Internships are a great way for companies to cultivate new talent and provide opportunities for potential recruitment. Internships can last anywhere from a week to a year. Most tend to be a few months, often over the summer, but longer internships can allow you to more fully assess an intern’s skills and potential long-term value to your organization.
Benefits of internships to employers:
- By evaluating how an intern performs in your workplace, you can assess whether that person would be a valuable permanent hire for your organization
- For the cost of providing training and supervision to interns, your organization can receive inexpensive labor and new perspectives
- Cultivating connections to your community through your internship program can strengthen your organization’s reputation
- An internship program with broad outreach can increase your organization’s diversity and inclusiveness
Benefits of internships to interns:
- Getting real-world experience in an industry or occupation more fully prepares them for their next education and career steps
- They may have access to experiences and leaders they may not have in a paid position
- Because they have an opportunity to show what they’re capable of in a workplace, interns may have an advantage applying for a position at that workplace
- They gain professional experience for their resume
- They get to establish networking contacts and potential ongoing mentor relationships
While internships can be paid or unpaid, be sure you’re familiar with the U.S. Department of Labor criteria used to determine whether an internship legally qualifies to be unpaid. This fact sheet from the U.S. Department of Wage and Hour Division helps clarify the rules. Also, if you work with interns under the age of 18, you need to be in compliance with child labor laws.
Clearly communicating the parameters for an internship will help your staff and interns have realistic expectations. Consult your legal counsel for detailed advice, but consider agreeing upon the following in writing before the internship begins:
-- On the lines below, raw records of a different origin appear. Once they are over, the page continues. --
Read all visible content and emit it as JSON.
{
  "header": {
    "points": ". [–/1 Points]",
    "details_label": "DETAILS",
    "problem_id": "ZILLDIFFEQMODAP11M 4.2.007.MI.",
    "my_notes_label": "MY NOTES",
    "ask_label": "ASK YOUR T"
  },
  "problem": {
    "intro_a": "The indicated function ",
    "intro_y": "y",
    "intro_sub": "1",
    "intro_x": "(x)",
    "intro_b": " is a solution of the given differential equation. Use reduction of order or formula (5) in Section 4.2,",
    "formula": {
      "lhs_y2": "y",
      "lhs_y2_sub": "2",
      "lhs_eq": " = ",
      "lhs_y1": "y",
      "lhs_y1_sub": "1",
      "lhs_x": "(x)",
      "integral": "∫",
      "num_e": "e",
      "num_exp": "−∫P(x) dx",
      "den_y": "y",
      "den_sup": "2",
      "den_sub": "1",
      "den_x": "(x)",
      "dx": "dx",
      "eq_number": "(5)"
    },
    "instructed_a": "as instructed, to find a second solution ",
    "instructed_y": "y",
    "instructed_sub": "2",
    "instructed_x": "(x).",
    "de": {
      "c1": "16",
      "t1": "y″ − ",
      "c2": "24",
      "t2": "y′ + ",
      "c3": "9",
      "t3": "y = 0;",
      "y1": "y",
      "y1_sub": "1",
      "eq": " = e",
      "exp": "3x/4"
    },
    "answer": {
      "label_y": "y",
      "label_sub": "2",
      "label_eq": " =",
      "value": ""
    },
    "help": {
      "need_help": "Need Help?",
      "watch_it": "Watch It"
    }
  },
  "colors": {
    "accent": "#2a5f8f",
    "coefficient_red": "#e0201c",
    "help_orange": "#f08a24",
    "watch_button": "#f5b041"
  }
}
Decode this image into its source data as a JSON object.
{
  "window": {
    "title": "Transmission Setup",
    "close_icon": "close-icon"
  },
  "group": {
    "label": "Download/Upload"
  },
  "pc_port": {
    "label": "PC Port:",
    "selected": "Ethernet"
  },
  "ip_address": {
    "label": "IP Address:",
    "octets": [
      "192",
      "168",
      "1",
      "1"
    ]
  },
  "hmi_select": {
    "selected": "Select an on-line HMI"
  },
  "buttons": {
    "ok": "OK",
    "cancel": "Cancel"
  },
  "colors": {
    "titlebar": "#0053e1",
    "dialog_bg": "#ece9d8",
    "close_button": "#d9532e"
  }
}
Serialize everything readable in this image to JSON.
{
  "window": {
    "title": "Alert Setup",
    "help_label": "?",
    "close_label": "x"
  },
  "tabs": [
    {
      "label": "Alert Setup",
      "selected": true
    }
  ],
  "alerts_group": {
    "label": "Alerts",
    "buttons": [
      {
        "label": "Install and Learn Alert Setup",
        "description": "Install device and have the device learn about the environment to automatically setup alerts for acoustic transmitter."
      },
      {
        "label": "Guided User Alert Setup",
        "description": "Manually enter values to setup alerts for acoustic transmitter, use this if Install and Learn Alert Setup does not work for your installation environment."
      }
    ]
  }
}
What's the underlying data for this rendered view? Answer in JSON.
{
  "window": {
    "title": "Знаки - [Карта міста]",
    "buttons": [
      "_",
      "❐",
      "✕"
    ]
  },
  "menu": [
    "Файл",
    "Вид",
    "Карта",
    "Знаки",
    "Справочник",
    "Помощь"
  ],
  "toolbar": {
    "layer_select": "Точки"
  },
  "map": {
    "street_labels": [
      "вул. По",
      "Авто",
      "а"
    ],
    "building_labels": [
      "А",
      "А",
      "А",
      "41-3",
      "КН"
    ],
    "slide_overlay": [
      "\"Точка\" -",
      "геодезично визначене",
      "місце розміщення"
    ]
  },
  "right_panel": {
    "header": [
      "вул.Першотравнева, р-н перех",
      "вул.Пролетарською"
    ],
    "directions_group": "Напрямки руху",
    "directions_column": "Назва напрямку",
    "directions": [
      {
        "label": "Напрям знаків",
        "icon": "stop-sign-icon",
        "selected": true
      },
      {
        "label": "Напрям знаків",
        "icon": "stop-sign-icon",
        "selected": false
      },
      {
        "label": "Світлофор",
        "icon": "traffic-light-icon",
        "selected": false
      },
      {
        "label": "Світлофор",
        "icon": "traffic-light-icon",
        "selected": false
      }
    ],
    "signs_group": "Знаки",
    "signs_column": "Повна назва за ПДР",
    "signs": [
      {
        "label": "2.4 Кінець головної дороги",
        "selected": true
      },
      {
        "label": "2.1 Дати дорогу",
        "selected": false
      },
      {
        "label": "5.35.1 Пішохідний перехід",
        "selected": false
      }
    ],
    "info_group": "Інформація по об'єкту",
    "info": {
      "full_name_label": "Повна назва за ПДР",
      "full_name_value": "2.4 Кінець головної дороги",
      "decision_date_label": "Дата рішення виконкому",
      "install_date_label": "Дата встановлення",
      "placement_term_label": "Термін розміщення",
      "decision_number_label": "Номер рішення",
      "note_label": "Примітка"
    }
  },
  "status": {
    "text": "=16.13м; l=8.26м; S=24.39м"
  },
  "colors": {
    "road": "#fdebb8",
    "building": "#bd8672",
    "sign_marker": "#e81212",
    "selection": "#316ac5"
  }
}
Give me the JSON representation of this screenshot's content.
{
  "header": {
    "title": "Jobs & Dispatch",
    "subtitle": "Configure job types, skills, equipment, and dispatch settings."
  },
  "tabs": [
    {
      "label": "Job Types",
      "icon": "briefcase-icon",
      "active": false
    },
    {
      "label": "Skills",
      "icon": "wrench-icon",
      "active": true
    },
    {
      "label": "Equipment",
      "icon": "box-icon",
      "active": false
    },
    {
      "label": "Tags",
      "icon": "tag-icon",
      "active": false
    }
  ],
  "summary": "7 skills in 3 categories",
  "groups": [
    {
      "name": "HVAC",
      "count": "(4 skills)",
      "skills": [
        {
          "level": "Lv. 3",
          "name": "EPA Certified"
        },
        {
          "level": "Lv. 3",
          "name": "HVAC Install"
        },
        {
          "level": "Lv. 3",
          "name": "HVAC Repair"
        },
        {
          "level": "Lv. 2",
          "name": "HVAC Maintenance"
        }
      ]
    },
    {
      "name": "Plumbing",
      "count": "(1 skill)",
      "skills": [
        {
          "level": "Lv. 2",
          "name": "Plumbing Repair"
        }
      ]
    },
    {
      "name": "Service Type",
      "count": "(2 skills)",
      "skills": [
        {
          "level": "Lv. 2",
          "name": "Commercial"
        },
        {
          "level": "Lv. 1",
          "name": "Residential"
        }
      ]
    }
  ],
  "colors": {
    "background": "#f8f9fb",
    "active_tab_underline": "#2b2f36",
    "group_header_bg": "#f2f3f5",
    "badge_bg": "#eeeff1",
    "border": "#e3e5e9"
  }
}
- The intern’s work responsibilities
- What, if any, compensation will be offered for the internship position (pay, credit, other compensation?)
- The start and end dates of the internship, and the process for extending the internship if desired or necessary
- The intern’s supervisor and a schedule for ongoing check-ins if the intern and supervisor won’t be working together on a daily basis
- How the intern should raise concerns about harassment, exploitation or other issues
To find interns, check with local high schools, colleges and universities. Some offer internship credit. Some may allow you to recruit only for paid internships.